The treatment of peanut allergies has changed over the years and the 2017 guidelines to prevent peanut allergies represented a paradigm shift due to the recommendation to introduce peanuts much earlier. An investigation published in JAMA Network Open looks at how many pediatricians are fully following the guidelines.1
Investigators used a 29-item electronic survey instrument. They sent invitations for the survey to all pediatricians listed in an American Academy of Pediatrics vendor database and the response period ran from June 2018 to December 2018. Any non-retired, US-based pediatrician who provided care to infants aged 12 months or younger were eligible to be included.
The survey was completed by 1781 eligible pediatricians. Many of them identified themselves as white (1287) and female (1210). The vast majority (1725) said that they were aware of the new guideline updates. Among the pediatricians who said they were aware of the guidelines, 497 said that they fully implemented the 2017 guidelines and 1105 indicated that they had partially implemented the guidelines. Barriers to implementation included uncertainty in understanding and appropriately using the guidelines (521), conducting in-office supervised feedings (509), and concern about allergic reactions from parents (575). A majority of the pediatricians (1175) indicated that they felt the need for more training on the guidelines.
The researchers concluded that most pediatricians were aware of the guidelines and knew them, but less than 30% of them stated the guidelines had been completely implemented. The investigators believe that these results could be useful in reducing obstacles with future guidelines and implementation of those guidelines.
1. Gupta RS, Bilaver LA, Johnson JL, et al. Assessment of pediatrician awareness and implementation of the addendum guidelines for the prevention of peanut allergy in the United States.

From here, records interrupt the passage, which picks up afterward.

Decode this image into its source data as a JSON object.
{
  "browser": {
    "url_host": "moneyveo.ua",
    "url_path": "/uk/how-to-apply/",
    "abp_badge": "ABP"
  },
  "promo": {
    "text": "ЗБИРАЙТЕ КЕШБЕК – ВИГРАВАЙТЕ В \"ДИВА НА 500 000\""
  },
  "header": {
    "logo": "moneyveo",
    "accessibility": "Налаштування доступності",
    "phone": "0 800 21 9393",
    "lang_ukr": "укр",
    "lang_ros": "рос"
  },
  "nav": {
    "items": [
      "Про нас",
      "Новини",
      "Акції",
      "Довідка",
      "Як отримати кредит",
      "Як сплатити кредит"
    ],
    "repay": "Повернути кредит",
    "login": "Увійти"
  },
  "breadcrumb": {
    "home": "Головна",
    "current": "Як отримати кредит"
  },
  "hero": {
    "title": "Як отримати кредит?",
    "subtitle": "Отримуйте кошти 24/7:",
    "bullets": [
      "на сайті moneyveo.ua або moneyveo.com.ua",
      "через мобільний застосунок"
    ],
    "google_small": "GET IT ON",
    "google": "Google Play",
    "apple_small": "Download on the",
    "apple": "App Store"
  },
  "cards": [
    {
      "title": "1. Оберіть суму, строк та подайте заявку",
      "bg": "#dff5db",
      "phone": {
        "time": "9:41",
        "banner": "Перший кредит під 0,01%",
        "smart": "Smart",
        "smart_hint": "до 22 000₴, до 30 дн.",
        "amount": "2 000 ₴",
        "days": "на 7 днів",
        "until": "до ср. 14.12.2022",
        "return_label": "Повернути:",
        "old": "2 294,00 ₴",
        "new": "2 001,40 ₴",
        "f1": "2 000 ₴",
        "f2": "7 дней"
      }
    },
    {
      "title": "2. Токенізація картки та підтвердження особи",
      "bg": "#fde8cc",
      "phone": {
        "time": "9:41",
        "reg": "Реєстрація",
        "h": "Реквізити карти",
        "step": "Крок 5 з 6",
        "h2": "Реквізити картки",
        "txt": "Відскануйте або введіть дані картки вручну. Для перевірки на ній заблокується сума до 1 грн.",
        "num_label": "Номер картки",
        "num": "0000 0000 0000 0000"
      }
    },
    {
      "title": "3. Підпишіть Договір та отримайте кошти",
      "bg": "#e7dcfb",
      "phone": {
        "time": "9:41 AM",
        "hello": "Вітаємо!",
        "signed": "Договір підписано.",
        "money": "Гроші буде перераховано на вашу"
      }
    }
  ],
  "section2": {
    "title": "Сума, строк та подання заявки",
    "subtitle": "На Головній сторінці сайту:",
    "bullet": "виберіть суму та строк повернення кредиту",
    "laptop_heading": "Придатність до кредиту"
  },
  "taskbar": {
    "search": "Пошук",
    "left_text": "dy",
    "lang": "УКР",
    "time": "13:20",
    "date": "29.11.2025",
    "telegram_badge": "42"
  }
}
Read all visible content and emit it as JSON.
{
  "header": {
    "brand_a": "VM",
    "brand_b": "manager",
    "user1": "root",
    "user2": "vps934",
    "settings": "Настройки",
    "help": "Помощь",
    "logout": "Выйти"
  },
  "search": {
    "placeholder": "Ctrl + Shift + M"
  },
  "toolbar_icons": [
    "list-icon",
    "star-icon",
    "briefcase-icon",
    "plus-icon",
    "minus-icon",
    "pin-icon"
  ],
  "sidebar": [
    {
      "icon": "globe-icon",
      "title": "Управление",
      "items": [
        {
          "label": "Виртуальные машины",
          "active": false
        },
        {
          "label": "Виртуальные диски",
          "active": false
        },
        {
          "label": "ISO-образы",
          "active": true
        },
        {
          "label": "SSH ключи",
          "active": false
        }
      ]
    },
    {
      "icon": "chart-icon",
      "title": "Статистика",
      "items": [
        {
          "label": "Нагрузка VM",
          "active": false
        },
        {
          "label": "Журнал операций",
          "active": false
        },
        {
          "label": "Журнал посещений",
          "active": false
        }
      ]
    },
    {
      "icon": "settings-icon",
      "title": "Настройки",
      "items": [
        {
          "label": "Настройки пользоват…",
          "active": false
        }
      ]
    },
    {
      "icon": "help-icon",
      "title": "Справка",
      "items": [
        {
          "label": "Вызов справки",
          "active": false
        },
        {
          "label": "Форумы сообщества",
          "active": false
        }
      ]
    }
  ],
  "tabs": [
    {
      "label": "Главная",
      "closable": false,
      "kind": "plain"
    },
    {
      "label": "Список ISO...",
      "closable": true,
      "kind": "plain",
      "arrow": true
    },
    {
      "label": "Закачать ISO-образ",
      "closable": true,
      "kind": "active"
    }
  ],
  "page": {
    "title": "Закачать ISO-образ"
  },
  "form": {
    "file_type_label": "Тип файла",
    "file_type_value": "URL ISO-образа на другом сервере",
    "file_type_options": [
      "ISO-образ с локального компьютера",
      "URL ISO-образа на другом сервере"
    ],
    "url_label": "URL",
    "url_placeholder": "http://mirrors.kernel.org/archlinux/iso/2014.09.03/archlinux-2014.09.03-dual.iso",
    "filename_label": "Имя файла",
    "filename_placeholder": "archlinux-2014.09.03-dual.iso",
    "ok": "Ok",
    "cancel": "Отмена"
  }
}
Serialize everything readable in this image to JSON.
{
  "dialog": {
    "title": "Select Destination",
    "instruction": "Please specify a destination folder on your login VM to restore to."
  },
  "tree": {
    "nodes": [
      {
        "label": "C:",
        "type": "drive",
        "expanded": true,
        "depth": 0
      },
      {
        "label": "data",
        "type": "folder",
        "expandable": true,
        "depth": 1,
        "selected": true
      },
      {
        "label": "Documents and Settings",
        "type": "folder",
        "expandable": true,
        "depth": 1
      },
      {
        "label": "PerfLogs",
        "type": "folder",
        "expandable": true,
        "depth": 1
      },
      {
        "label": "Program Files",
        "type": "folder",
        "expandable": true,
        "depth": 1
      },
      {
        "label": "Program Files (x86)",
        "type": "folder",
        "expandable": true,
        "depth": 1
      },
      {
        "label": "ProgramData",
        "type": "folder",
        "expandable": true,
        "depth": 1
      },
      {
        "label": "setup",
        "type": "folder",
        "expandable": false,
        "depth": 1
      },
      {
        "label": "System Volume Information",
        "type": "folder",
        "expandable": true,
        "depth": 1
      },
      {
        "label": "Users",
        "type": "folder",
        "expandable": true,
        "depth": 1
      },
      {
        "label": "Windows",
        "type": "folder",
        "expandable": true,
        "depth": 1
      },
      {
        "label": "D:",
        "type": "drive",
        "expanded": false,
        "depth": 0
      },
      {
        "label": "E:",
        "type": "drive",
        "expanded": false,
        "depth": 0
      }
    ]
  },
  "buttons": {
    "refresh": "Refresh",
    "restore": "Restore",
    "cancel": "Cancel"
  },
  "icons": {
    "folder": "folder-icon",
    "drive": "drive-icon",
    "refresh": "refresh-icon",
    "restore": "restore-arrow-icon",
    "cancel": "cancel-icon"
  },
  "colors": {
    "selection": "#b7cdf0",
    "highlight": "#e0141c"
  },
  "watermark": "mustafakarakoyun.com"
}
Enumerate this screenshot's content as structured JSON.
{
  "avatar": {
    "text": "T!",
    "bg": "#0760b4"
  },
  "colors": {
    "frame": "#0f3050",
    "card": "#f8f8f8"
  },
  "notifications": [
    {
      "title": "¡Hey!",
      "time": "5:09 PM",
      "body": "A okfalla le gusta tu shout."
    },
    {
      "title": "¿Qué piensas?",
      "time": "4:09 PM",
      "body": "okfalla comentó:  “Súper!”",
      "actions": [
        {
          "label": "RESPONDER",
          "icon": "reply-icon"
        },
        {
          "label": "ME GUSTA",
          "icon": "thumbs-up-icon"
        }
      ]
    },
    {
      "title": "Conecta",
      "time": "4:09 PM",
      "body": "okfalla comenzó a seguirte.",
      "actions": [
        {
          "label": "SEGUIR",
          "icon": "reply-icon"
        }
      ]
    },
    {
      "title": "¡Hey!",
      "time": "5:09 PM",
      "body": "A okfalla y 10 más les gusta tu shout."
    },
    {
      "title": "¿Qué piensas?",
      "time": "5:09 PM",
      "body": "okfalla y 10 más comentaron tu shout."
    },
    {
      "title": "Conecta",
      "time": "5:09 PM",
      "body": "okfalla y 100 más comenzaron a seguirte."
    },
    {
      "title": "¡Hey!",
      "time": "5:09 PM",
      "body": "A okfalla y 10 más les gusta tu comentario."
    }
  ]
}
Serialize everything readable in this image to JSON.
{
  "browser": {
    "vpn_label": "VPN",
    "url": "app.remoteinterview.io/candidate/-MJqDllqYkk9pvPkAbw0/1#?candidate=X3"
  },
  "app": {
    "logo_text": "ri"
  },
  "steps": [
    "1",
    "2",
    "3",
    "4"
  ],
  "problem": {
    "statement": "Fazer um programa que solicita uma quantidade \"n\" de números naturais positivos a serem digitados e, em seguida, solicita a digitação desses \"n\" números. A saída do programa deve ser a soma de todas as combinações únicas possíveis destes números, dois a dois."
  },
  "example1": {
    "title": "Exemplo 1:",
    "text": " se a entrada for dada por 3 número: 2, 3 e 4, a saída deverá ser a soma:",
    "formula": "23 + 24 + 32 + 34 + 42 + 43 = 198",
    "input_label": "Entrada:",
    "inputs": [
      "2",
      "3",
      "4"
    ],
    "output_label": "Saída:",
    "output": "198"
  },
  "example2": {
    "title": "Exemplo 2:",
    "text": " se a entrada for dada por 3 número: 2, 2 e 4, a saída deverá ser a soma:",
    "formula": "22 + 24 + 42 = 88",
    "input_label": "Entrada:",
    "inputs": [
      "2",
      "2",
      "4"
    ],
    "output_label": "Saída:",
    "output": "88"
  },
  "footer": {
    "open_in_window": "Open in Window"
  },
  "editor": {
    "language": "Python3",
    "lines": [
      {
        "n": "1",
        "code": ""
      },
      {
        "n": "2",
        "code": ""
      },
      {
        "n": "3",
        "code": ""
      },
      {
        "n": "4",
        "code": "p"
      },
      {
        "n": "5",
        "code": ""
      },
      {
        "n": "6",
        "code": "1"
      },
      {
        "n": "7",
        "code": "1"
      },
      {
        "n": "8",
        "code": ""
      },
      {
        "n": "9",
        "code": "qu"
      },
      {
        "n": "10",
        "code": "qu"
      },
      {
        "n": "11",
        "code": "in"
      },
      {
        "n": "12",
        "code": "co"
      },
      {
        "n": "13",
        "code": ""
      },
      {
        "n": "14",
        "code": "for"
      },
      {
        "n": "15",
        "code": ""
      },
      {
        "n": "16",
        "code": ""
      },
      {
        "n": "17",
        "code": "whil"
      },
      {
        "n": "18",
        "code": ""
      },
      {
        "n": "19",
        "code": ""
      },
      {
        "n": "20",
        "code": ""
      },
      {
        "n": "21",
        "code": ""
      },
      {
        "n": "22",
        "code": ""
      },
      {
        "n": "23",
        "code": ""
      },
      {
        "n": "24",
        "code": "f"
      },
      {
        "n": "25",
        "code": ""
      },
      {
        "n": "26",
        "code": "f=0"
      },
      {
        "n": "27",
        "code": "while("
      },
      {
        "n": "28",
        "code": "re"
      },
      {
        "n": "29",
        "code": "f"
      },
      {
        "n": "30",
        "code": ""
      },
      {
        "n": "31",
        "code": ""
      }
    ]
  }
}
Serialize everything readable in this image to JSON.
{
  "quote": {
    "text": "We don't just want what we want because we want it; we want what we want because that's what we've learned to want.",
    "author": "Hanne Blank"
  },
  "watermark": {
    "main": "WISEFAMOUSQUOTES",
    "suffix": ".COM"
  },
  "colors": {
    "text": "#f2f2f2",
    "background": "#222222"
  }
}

JAMA Netw Open. 2020;3(7):e2010511. doi:10.1001/jamanetworkopen.2020.10511